# What to do
Copy each record exactly, word for word.

*** Extracted records

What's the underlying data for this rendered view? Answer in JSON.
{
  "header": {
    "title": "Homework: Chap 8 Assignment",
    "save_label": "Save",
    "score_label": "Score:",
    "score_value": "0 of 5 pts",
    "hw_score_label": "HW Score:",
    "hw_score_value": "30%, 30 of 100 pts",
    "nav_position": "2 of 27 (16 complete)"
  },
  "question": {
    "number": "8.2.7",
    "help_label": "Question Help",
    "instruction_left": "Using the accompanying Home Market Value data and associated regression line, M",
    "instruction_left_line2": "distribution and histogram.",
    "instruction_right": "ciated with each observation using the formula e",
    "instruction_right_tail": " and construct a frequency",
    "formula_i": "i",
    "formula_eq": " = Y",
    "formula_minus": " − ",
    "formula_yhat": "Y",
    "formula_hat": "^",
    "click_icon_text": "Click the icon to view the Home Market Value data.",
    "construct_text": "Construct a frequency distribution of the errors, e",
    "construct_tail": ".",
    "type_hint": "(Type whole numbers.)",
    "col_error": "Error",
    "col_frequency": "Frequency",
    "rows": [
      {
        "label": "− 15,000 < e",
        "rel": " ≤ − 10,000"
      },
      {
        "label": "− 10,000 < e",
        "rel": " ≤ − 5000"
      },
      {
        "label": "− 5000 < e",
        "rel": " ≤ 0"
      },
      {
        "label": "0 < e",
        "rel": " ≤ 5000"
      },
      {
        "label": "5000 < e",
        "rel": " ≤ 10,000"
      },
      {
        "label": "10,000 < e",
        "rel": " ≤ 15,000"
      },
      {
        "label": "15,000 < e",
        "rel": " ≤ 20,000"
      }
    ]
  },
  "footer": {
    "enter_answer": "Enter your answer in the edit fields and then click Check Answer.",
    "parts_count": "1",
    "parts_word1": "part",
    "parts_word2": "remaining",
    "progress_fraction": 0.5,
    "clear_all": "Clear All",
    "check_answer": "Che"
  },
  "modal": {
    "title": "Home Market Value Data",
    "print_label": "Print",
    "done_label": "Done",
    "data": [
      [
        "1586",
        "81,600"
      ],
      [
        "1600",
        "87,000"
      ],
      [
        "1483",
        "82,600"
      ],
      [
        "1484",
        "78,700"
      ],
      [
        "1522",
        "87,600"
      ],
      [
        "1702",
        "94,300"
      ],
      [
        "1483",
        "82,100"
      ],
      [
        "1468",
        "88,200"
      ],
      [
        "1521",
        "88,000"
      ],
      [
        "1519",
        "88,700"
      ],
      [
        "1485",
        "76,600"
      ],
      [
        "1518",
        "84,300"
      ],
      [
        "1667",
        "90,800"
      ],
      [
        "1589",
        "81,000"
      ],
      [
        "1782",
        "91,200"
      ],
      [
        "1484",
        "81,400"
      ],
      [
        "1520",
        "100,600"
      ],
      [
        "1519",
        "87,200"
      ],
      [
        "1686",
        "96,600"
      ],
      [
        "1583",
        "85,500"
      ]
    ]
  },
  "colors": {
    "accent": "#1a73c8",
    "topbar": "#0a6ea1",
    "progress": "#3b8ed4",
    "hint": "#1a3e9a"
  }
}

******

# Exercise result
What's the underlying data for this rendered view? Answer in JSON.
{
  "header": {
    "title": "Homework: Chap 8 Assignment",
    "save_label": "Save",
    "score_label": "Score:",
    "score_value": "0 of 5 pts",
    "hw_score_label": "HW Score:",
    "hw_score_value": "30%, 30 of 100 pts",
    "nav_position": "2 of 27 (16 complete)"
  },
  "question": {
    "number": "8.2.7",
    "help_label": "Question Help",
    "instruction_left": "Using the accompanying Home Market Value data and associated regression line, M",
    "instruction_left_line2": "distribution and histogram.",
    "instruction_right": "ciated with each observation using the formula e",
    "instruction_right_tail": " and construct a frequency",
    "formula_i": "i",
    "formula_eq": " = Y",
    "formula_minus": " − ",
    "formula_yhat": "Y",
    "formula_hat": "^",
    "click_icon_text": "Click the icon to view the Home Market Value data.",
    "construct_text": "Construct a frequency distribution of the errors, e",
    "construct_tail": ".",
    "type_hint": "(Type whole numbers.)",
    "col_error": "Error",
    "col_frequency": "Frequency",
    "rows": [
      {
        "label": "− 15,000 < e",
        "rel": " ≤ − 10,000"
      },
      {
        "label": "− 10,000 < e",
        "rel": " ≤ − 5000"
      },
      {
        "label": "− 5000 < e",
        "rel": " ≤ 0"
      },
      {
        "label": "0 < e",
        "rel": " ≤ 5000"
      },
      {
        "label": "5000 < e",
        "rel": " ≤ 10,000"
      },
      {
        "label": "10,000 < e",
        "rel": " ≤ 15,000"
      },
      {
        "label": "15,000 < e",
        "rel": " ≤ 20,000"
      }
    ]
  },
  "footer": {
    "enter_answer": "Enter your answer in the edit fields and then click Check Answer.",
    "parts_count": "1",
    "parts_word1": "part",
    "parts_word2": "remaining",
    "progress_fraction": 0.5,
    "clear_all": "Clear All",
    "check_answer": "Che"
  },
  "modal": {
    "title": "Home Market Value Data",
    "print_label": "Print",
    "done_label": "Done",
    "data": [
      [
        "1586",
        "81,600"
      ],
      [
        "1600",
        "87,000"
      ],
      [
        "1483",
        "82,600"
      ],
      [
        "1484",
        "78,700"
      ],
      [
        "1522",
        "87,600"
      ],
      [
        "1702",
        "94,300"
      ],
      [
        "1483",
        "82,100"
      ],
      [
        "1468",
        "88,200"
      ],
      [
        "1521",
        "88,000"
      ],
      [
        "1519",
        "88,700"
      ],
      [
        "1485",
        "76,600"
      ],
      [
        "1518",
        "84,300"
      ],
      [
        "1667",
        "90,800"
      ],
      [
        "1589",
        "81,000"
      ],
      [
        "1782",
        "91,200"
      ],
      [
        "1484",
        "81,400"
      ],
      [
        "1520",
        "100,600"
      ],
      [
        "1519",
        "87,200"
      ],
      [
        "1686",
        "96,600"
      ],
      [
        "1583",
        "85,500"
      ]
    ]
  },
  "colors": {
    "accent": "#1a73c8",
    "topbar": "#0a6ea1",
    "progress": "#3b8ed4",
    "hint": "#1a3e9a"
  }
}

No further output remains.